Laura from Hollidaysburg, PA, was recently helping her parents clean her home, and she noticed how much dust there was on the tables, in the air, and coming from the couches! She wrote in asking: Where does dust come from and what happens to it when we breathe it in? About 21% of the air we breathe is actually oxygen, while the remaining air consists of other gases (e.g., nitrogen, argon, carbon dioxide). However, the air also consists of dust, tiny animals, and other stuff! Dust is defined as dry, solid particles that are less than 0.0625 millimeter in diameter, which is smaller than all grains of sand! Most dust is composed of mineral matter that originated from bare soil, plowed fields, river flood plains, and floors of desert basins. Dust also comes from ocean spray, smoke and ash produced by fires, decaying organic materials, and volcanic eruptions. The wind actually lifts up the dust particles and easily carries them long distances around the earth! The dust in your home can also be made up of dust, pollen, mold, sand, skin flakes, and pet dandruff. These air particles are actually the most common causes of allergies or asthma. Humans and animals can also act as carriers of dust and air particles because the air particles can cling to their skin or clothes. When you breathe in, you are also breathing in dust or air particles. Some of these air particles will get caught in your nose hairs, some will get caught in mucus in your airways, and some will make it into your lungs. However, don't worry too much about this, because most of what you breathe in will cling to the hairs on the inside of your nose. These hairs act as a filter, which works to trap the inhaled air particles inside your nose to keep them from traveling into your respiratory system. The hairs usually trap particles that are less than 5 nanometers in size (that is approximately 0.000005 mm!). Aside from the many nuisances of dust around your home, dust actually contributes to some beautiful sunsets and sunrises. That's right, dust is what makes sunsets and sunrises so pretty! The intense red and orange colors of the sky at sunset and sunrise are mainly caused by the scattering, or reflection, of sunlight off air and dust particles. So the next time you are cleaning your house or enjoying a beautiful sunset or sunrise, think of the dust that is contributing to these everyday events.

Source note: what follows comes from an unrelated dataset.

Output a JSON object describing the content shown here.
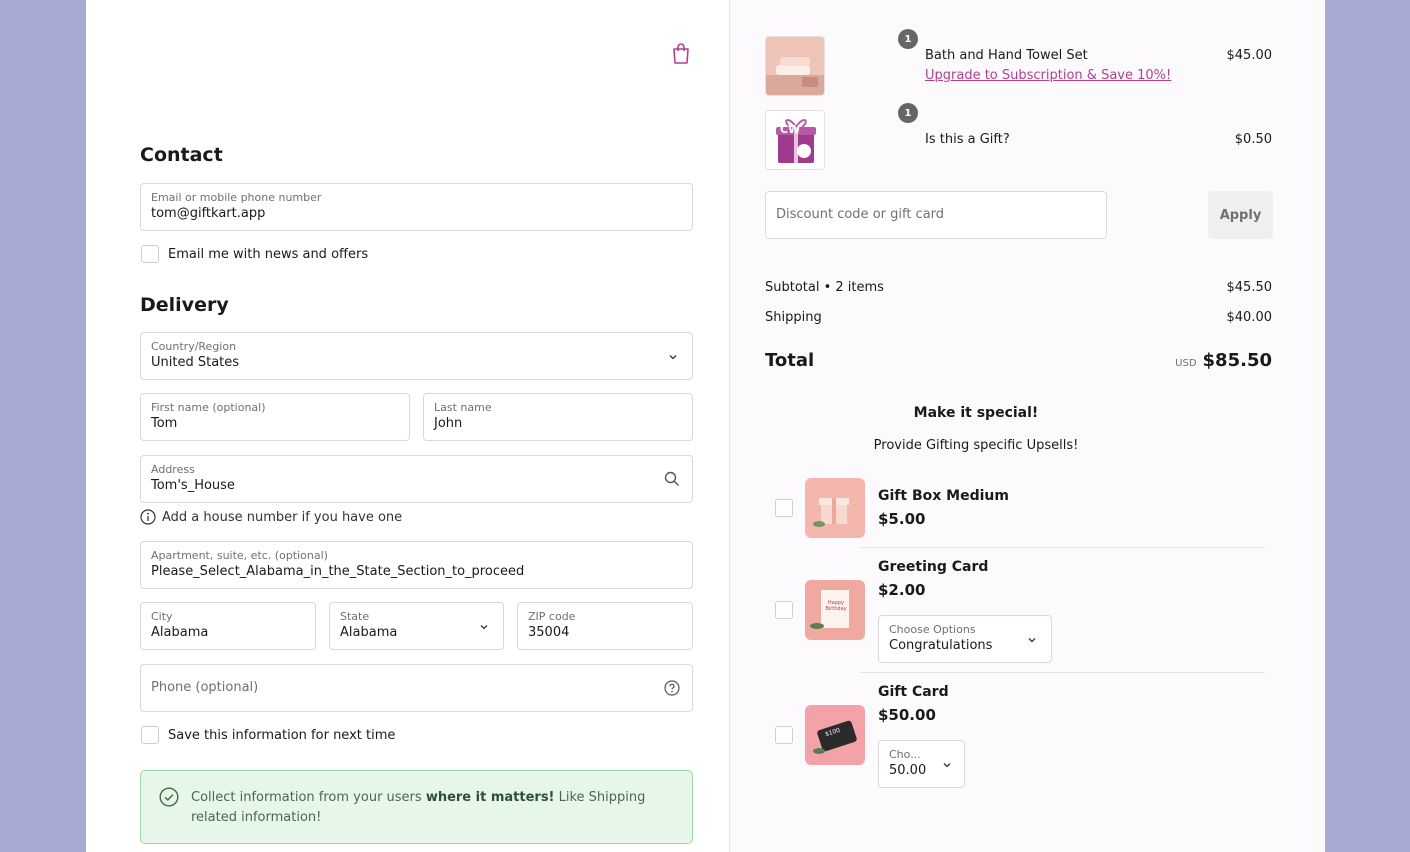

Little Lion Experiment:

This experiment will allow you to observe the types of air particles you breathe regularly.

Items Needed

  • 6 index cards
  • Scissors
  • A pen
  • 6 pieces of string
  • tape (scotch, masking, duct, or packing tape is good)
  • A magnifying glass
  • A ruler


  1. Cut squares into the center of each index card. Try to make all the squares the same size (e.g., about 2'' by 3'').
  2. Choose 6 locations within your home that you want to hang the air particle collectors. Some places to hang your air particle collector include: above your bed, on the inside or outside of a window, near a heating vent or air conditioner, above the cooking stove, on a wall near the floor or ceiling, on your main entry door, and under a tree.
  3. Write down the locations on the index cards so that each index card has a different location on it
  4. Write the starting date on each index card
  5. Cover the window on the index card with the tape so that the stick side up or out.
  6. Attach string to each index card, and then hang the cards at the appropriate locations.
  7. Wait a few days and then take the index cards down without touching the tape. Make sure to note the date. Which location had the most air particles collected? Were these locations inside or outside? Why do you think this is so? Think about where air is moving, and where the air particles could be coming from. Use your magnifying glass to examine the air particles up close. Can you recognize any common air particles?